Seasonally adjusted payroll numbers released by the federal Labor Department on Friday morning show South Florida lost some hiring momentum at the start of the year. In 2012, the county has lost 1,800 jobs, including 1,500 in February, according to the federal Bureau of Labor Statistics. Miami-Dade has lost 3,700 since December, though February eked out a tiny gain of 200 positions compared to January’s 3,900 loss.
Because both labor markets are relatively small — combined, about 1.7 million people work in South Florida — the monthly ups and downs of hiring can be misleading.
The two charts above look at a three-month average of payroll numbers, which are adjusted for seasonal hiring. The lines show steady progress since 2010 on the hiring front, but also just how weak the recovery has been.
Miami-Dade has gained back almost half of the 92,000 jobs lost since peak hiring in the fall of 2007. But Broward is up just 14 percent, having regained about 13,000 of the 90,000 jobs lost in the recession.

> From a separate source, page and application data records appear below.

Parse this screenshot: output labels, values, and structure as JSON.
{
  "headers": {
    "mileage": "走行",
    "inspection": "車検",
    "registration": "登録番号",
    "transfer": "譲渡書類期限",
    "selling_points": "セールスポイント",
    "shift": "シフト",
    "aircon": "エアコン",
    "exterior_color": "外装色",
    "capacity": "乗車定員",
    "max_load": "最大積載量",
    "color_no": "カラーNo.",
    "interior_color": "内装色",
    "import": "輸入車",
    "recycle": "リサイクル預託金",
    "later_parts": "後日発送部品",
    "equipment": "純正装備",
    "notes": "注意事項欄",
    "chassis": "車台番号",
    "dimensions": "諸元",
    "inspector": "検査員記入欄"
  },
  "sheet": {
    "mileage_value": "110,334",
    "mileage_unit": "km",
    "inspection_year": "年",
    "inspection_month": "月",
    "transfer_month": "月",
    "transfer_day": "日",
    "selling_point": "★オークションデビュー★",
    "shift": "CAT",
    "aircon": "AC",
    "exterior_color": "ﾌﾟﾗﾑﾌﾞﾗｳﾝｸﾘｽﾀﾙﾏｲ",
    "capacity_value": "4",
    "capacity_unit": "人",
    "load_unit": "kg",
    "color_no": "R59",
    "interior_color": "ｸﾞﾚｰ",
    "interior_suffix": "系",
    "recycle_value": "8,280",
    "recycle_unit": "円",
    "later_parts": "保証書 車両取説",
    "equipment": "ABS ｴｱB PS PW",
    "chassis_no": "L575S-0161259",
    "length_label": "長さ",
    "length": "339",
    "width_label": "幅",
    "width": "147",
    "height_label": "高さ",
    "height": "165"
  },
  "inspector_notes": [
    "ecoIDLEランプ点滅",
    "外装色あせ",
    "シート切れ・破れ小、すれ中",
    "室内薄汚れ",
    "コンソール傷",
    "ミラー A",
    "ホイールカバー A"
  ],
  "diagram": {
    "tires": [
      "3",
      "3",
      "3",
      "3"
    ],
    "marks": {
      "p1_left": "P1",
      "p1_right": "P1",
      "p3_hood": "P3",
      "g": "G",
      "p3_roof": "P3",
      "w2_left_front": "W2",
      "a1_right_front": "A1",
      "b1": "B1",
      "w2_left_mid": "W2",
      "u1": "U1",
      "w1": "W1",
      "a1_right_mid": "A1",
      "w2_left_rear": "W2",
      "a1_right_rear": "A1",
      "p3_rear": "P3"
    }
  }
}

The two rebounds leave both counties far short of the “V-shaped” recovery that is the best-case scenario after a deep recession: hiring tanks, but then rebounds at a steep rate. At the moment, Miami-Dade looks closer to a very weak “U” — that is, hiring plummets, hits a plateau at the bottom, and then starts slowly moving upward.
But Broward remains stuck near its previous lows, with little momentum toward the upside in 2011 or the start of 2012.
Still, the hiring market is getting better compared to the start of 2011.
Miami-Dade added 19,300 jobs since a year ago, and Broward 5,400. Miami-Dade’s biggest increases came in the retail, tourism and healthcare industries, along with the employment category that includes temporary workers. The big losers: finance, government and construction, which appears to be accelerating its losses after hitting something of a plateau in 2011.
Broward showed broader but more modest gains across its industries, but the new jobs were wiped out by big losses in construction (down 3,000 jobs) and temporary workers (down 3,300).
Some experts dismissed the Sunshine State’s loss of 38,600 jobs in January as either a seasonal quirk or a payback for a strong December. For sure, the news was dour: Florida led the nation’s states in job losses and saw 42 percent of the 92,000 jobs created in 2011 wiped away.
February was better, but lacked the big rebound needed to silence doubters about the Sunshine State’s recovery. The state added just 10,100 jobs since January, which was revised upward to a loss of 35,400 positions. Florida businesses and governments employed 7.3 million people in February, about 72,000 more people than a year ago.
The chart below takes a three-month rolling average of the state’s employment rolls, showing the small gain in February wasn’t enough to compensate for the big loss in January.